INSTRUCTIONS TO FOLLOW:
Only the number is wanted: how many lines of the data contain "Instagram"?

[Component data from apps and pages]
● ● ●
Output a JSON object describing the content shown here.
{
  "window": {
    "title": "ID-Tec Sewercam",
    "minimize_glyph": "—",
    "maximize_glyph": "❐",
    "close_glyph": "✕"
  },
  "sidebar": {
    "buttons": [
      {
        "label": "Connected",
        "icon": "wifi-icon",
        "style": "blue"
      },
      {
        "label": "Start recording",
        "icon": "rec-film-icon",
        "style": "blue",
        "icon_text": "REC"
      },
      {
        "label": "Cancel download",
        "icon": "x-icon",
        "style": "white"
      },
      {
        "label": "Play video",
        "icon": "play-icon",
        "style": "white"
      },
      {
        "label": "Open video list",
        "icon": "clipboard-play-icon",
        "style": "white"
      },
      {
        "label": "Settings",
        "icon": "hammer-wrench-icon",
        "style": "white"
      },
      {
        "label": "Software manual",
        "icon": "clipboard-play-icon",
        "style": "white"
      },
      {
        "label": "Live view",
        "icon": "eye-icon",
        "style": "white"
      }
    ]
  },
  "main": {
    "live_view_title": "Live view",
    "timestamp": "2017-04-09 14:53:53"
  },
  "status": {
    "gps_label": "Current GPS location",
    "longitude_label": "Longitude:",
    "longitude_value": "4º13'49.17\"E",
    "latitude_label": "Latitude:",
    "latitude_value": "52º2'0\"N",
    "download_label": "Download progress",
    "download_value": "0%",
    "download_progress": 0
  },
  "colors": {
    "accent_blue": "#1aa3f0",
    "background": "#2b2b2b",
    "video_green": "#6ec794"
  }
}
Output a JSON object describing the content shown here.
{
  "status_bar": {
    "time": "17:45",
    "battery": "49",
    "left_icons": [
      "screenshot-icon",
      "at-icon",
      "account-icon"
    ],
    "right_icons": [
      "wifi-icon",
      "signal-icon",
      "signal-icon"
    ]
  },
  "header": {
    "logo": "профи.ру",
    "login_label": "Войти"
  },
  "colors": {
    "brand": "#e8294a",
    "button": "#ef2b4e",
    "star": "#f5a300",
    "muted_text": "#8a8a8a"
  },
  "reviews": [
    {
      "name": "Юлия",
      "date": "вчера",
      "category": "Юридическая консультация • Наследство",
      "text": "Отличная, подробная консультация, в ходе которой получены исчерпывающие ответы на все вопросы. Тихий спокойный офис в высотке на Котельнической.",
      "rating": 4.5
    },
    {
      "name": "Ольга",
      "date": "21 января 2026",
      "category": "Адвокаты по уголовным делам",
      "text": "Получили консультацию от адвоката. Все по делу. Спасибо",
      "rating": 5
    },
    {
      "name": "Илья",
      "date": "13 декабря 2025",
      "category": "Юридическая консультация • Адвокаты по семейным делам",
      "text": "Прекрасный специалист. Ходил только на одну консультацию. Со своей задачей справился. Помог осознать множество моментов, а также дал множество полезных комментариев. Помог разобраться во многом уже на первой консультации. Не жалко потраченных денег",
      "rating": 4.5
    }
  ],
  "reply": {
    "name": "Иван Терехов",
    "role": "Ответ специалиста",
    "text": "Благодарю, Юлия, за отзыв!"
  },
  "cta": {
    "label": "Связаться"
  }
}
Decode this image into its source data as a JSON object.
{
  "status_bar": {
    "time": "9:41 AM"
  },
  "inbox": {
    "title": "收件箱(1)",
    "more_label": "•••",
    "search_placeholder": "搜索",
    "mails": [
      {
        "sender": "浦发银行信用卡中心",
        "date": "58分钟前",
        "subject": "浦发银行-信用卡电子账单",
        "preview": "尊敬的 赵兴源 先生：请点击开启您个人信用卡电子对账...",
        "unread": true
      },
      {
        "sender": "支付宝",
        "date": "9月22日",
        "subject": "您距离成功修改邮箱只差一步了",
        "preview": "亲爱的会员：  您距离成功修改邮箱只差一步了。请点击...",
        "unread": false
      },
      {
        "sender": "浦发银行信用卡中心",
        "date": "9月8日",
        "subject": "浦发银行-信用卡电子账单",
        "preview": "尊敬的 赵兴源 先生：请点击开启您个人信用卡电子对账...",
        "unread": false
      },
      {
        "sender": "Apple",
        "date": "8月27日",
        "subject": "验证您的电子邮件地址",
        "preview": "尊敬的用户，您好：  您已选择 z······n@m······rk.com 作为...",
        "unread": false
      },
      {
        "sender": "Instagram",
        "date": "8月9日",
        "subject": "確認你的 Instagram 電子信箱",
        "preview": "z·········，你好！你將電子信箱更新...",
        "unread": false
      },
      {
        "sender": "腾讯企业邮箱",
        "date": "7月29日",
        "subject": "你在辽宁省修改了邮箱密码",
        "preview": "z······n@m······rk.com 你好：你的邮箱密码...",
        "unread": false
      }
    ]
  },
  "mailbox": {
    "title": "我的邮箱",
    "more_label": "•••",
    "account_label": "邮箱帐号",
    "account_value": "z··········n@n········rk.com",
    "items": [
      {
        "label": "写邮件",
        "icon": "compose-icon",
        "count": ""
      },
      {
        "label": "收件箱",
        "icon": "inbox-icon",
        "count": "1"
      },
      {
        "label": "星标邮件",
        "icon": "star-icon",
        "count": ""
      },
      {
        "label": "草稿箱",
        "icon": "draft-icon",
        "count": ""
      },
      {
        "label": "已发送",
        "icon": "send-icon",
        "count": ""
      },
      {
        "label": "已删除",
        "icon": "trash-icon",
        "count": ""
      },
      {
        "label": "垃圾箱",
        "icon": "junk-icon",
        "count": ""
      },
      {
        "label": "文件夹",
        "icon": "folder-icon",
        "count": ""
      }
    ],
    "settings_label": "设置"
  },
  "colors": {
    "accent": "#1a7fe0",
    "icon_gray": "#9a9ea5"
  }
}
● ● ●
EXERCISE OUTPUT:
2